When a urinal is installed other than a stall type, a floor drain must be installed in the same room, one-half (1/2) inch below the floor level.
Gas pipe shall conform to the standard specifications of the American Society for Testing Materials and must be adequate in size to carry the gas load of the appliance connected thereto. The use of split pipe or defective fittings is prohibited.
All gas supply and distribution pipes within any structure shall be of suitable material with tight joints, capable of withstanding an air pressure of ten (10) pounds per square inch for at least ten (10) minutes.
The installation of gas piping and gas appliances in buildings shall conform to the "American Standard Installation of Gas Piping and Gas Appliances in Buildings," as published by the American Gas Association, December 5, 1950, and supplements and additions thereto.

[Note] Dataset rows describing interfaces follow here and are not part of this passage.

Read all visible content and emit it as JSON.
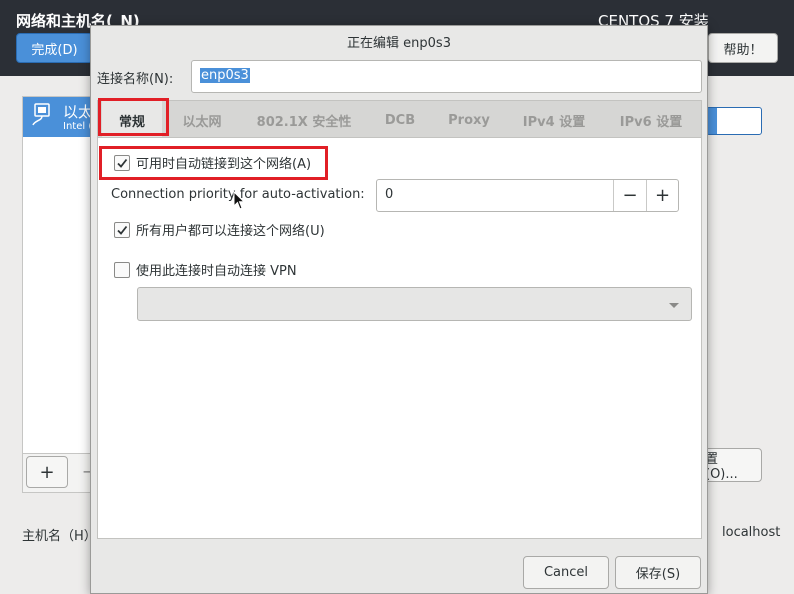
{
  "background": {
    "page_title": "网络和主机名(_N)",
    "product": "CENTOS 7 安装",
    "done_button": "完成(D)",
    "help_button": "帮助！",
    "device": {
      "name": "以太",
      "subtitle": "Intel ("
    },
    "add_button": "+",
    "remove_button": "−",
    "config_button": "置(O)...",
    "hostname_label": "主机名（H）",
    "hostname_value": "localhost"
  },
  "dialog": {
    "title": "正在编辑 enp0s3",
    "connection_name_label": "连接名称(N):",
    "connection_name_value": "enp0s3",
    "tabs": [
      {
        "label": "常规",
        "active": true
      },
      {
        "label": "以太网",
        "active": false
      },
      {
        "label": "802.1X 安全性",
        "active": false
      },
      {
        "label": "DCB",
        "active": false
      },
      {
        "label": "Proxy",
        "active": false
      },
      {
        "label": "IPv4 设置",
        "active": false
      },
      {
        "label": "IPv6 设置",
        "active": false
      }
    ],
    "general": {
      "auto_connect_label": "可用时自动链接到这个网络(A)",
      "auto_connect_checked": true,
      "priority_label": "Connection priority for auto-activation:",
      "priority_value": "0",
      "priority_minus": "−",
      "priority_plus": "+",
      "all_users_label": "所有用户都可以连接这个网络(U)",
      "all_users_checked": true,
      "vpn_label": "使用此连接时自动连接 VPN",
      "vpn_checked": false,
      "vpn_selected": ""
    },
    "cancel_button": "Cancel",
    "save_button": "保存(S)"
  },
  "colors": {
    "accent": "#4a90d9",
    "highlight_red": "#e11f26",
    "header_dark": "#2b2f36"
  }
}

Gas piping shall be firmly anchored, without sags or traps, and drained back to the meter. Where traps are unavoidable, provision must be made for their drainage. Rigid gas piping must never be bent. Nonrigid piping, such as copper tubing, when bent, must be done smoothly and without kinks.
It is prohibited for anyone, at any time, under any circumstances, to cut into any pipeline without first shutting off the gas at the meter.
Gas piping between the head of service and the gas meter must be exposed and easily accessible. Gas meters shall be installed as close as possible to the point where the service enters the building at the wall. Gas meters must not be set near furnaces, boilers or in closed compartments of insufficient ventilation or in locations where they will be inaccessible or liable to injury.
Piping designed to supply gas to a domestic appliance through flexible gas tubing shall have a substantial gas cock at the end to which the tubing is to be attached.
With the exception of domestic gas ranges, all gas appliances coming under the following classifications must be connected to an effective flue:
Automatically controlled domestic appliances which use more than ten (10) cubic feet per hour.
Any appliance used for domestic purposes having a demand rate in excess of one hundred (100) cubic feet per hour.
Domestic appliances installed in the same room which have an aggregate demand at normal rating as great as six-hundredths (.06) cubic foot per hour per cubic foot of room content.
Appliances with devices or controls governing the main gas supply which cannot reduce the supply below thirty percent (30%) of the maximum demand shall not be classified as automatically controlled.
Every flue-connected gas appliance, except incinerators, must be equipped with an effective down-draft diverter.
When connecting a flue of any gas appliance to a chimney being used by a house-heating furnace burning another fuel, flue pipes should enter above that used by the furnace.
The use of manually operated dampers on flue pipe connected to domestic gas appliance is prohibited.
No automatic or semiautomatic gas water heaters, or heaters equipped with remote control, electrical or mechanical, may be installed unless equipped with an effective device to prevent the escape of unburned gas from the heater's main gas supply.
A temperature and pressure relief valve shall be installed on all automatic water heaters on the hot water line as close to the appliance as practical. The discharge from the relief valve shall be piped so that discharging water will not cause injury or damage to premises or property.
Gas coil tank heaters on which the gas cocks are operated manually by chains, wires, levers or other mechanical devices from floors above are prohibited.
Gas ranges must be set level and at least six (6) inches away from unprotected wood and three (3) inches from protected wood and fireproof walls, but may be flush with protected wood and fireproof walls if flue is connected and oven is insulated.
All provisions of this chapter dealing with gas piping and appliances, except §§ 122-3, 122-71 and 122-72, shall apply only to domestic installations and not to commercial or industrial installations.
Any person violating any of the provisions of § 122-78, shall, upon conviction thereof, pay a fine of not more than five hundred dollars ($500.) or imprisonment for a term not to exceed ninety (90) days, or both.